The St. Mary’s Board of County Commissioners met Tuesday, August 31 and adopted the new Comprehensive Zoning Ordinance and Subdivision Ordinance in a 4-to-1 vote. Commissioner Larry Jarboe brought forth two issues: the proposed slaughter house in Mechanicsville and a request to deny adult entertainment businesses in development districts, namely Lexington Park. He offered up a petition with over 300 signatures, asking for a 1,000-foot buffer around the slaughterhouse site.
While Commissioner Dan Raley said, “I understand the concern about the slaughterhouse and feel we owe it to everyone concerned to do it right,” he opted to bring it back as a text amendment rather than delay the adoption of the Zoning Ordinance. Raley also raised concerns about the new RLT zone and the mandatory open space requirements in the growth areas, arguing it could adversely impact another top County issue: affordable workforce housing.
Both issues, Commissioner President Jack Russell suggested, “need to be well-vetted.” He referred to the complex Ordinance as a “living document” and supported the idea of bringing specific issues back for consideration and public hearings at a later date.
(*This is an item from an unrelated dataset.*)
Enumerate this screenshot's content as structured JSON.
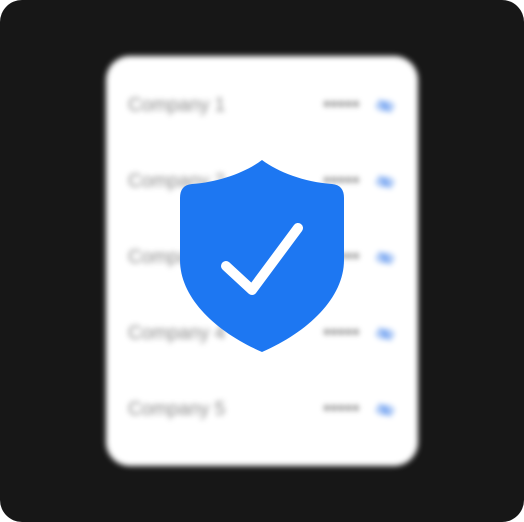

Director of Land Use and Growth Management, Derick Berlage, highlighted the BOCC’s “truly innovative steps,” which extended farming uses, adopted new design standards for developments in the RPD and spurred a number of improvements in growth centers. All of this, he said, was done while pusuing the County’s desire to preserve its rural character.
Berlage thanked the community for its input, stating the hundreds of letters and public input helped in the decision-making process. The new Zoning Ordinance will be effective Sept. 14.
The board approved the use of Room 14 of the Potomac Building in Leonardtown as the Early Voting Center, which begins Sept. 3, and authorized the contract award for the ARRA-funded Mechanicsville Rd. Culvert Replacement Project to the lowest bidder.
A budget amendment reducing FY2010 appropriation authority was approved as a result of the many cuts experienced in the past year. County Chief Financial Officer Elaine Kramer explained the $4 million reduction is the amount the County had hoped would be used for grant funding that simply didn’t come through.
The commissioners held a public hearing on the Board of Education’s proposed amendment to the Comprehensive Water and Sewerage Plan, which will connect the systems of Chopticon High School and Margaret Brent Middle School. LUGM’s Dave Chapman explained how the connection would benefit both schools, giving the upgrade needed by the middle school and making Chopticon’s new state-of-the-art system run more efficiently.
The board heard from Public Safety Director David Zylak concerning the 9-1-1 failures that occurred July 4, Aug. 1 and Aug. 29. “It’s very frustrating when these [outages] occur,” Zylak stated, explaining to the board how he’s disagreed with Verizon’s reaction to the problem. Though reports show no 9-1-1 calls were missed during those dates, Zylak said Verizon had committed to upgrading the affected portions of the network by Sept. 30. “I’m hoping the next generation ring will serve to fix this problem.”
County administrator John Savich added that with a month or more of “unreliability” for emergency and general phone use, it’s a reasonable concern during a hurricane season.
The BOCC approved a zoning text amendment allowing emergency services facilities to have an electronic sign on their property and scheduled a public hearing addressing the state-mandated requirement for the addition of a recycling plan for public schools to be added to the Solid Waste Management and Recycling Plan. The County’s Recycling Coordinator Richard Tarr said the required change was more of an administrative task, since, “we’ve been recycling in the public schools for years.”
The board issued three proclamations Tuesday. The first, Forget-me-not Month offers veteran-crafted blue flowers as a token of appreciation for donations given to theDisabled American Veterans during the month of Sept. Representatives will be accepting contributions at various locations throughout the county and want people to know that 100 percent of proceeds go directly to help veterans and their families.
The commissioners acknowledged National Alcohol and Drug Addiction Recovery Month, applauding the efforts of the Human Services Department, Walden Sierra and Marcey House. Walden’s Dr. Kathleen O’Brien said, “We’re committed to helping and we don’t believe in waiting lists. In light of the budget cuts, we’re helping more people than ever.” In fact, she estimated 1200 citizens annually receive services in St. Mary’s for what the commissioners called “treatable but serious health conditions.”
Sept. is also Emergency Preparedness month and the board reminded citizens to prep their disaster kits, go over their emergency plans and stay informed. Zylak said Hurricane Earl had become a category 4 storm and urged St. Mary’s residents to register for emergency e-mail notifications. Do so by clicking here.
The commissioners will meet again Sept. 21.